Defining a culture means more than just looking at a native language or country of origin. Today, we live in a society that has many self-selected cultures that aren’t strictly defined by age, sex or ethnicity.For example, it might be hard to find a more tight-knit group than Working Moms. We form Mommy Networks, share carpool duties and create online communities. Above all else, we accept, advise, and defend one another based upon the simple
status of being a working mother. We are often each other’s most trusted confidants – and that creates a substantial branding alliance. Moms advocate for what they trust, and moms trust other moms. A brand that earns our trust can be a brand of a true culture that has no true demographic. Working moms come in all shapes, sizes, ages and ethnicities.
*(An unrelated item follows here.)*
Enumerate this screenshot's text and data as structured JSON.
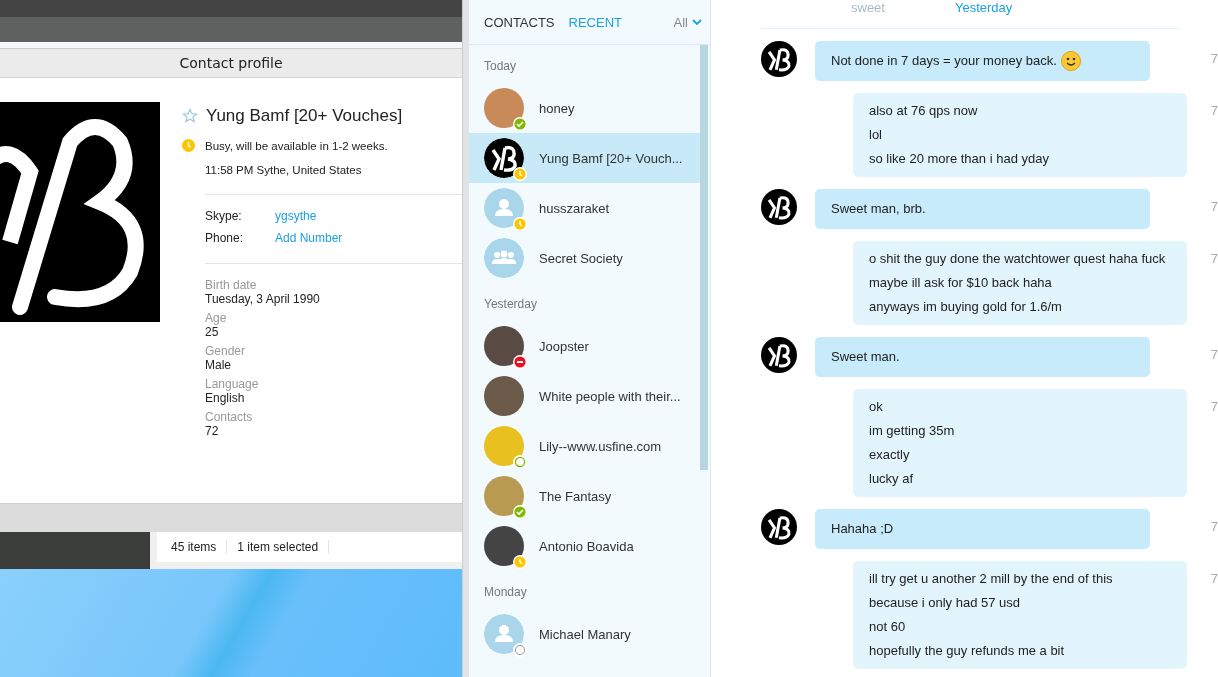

This dynamic can be applied to a variety of groups that share strong common bonds. Sports Enthusiasts, Music Buffs, Surfers, Car Guys, Sci-Fi Fans, each have their own particular community that binds them.
Yet they are very much a product of their location. Moms trust other moms. They not only tell them which brands and doctors they trust, but more importantly where to find them. Sports fans can certainly talk sports across the US, but they’ll have a local team that’s almost family. And anglers speak their own language, but it takes a local to know where the fish are biting.
Expanding our meaning of “multicultural” may be more akin to understanding behavioral targeting. Cultures develop and thrive on their togetherness. And that’s why defining these archetypes is often a local opportunity.
It all comes down to belonging. You don’t find kinship to someone merely because they share your same age and chromosomes. But you might find it with someone who shares your love of gardening, in the same sandy soil.
For marketers, leveraging local geography gives you a unique opportunity to zero in on great concentrations of consumers of a common culture. Did you know, you can reach 50% of gardeners with just 28 of the 210 markets in the US; 50% of people who go to pop/rock concerts with 27 markets and half the people who do yoga with 31 markets? It’s as important to understand the where of these groups as the what that makes them homogeneous.
Cultures come in many flavors. To reach their unique members, don’t underestimate the value of talking to them where they live, garden and carpool. Connecting with a Multicultural target might mean expanding what you think of “Multicultural” – and how local markets can give definition to these otherwise borderless communities.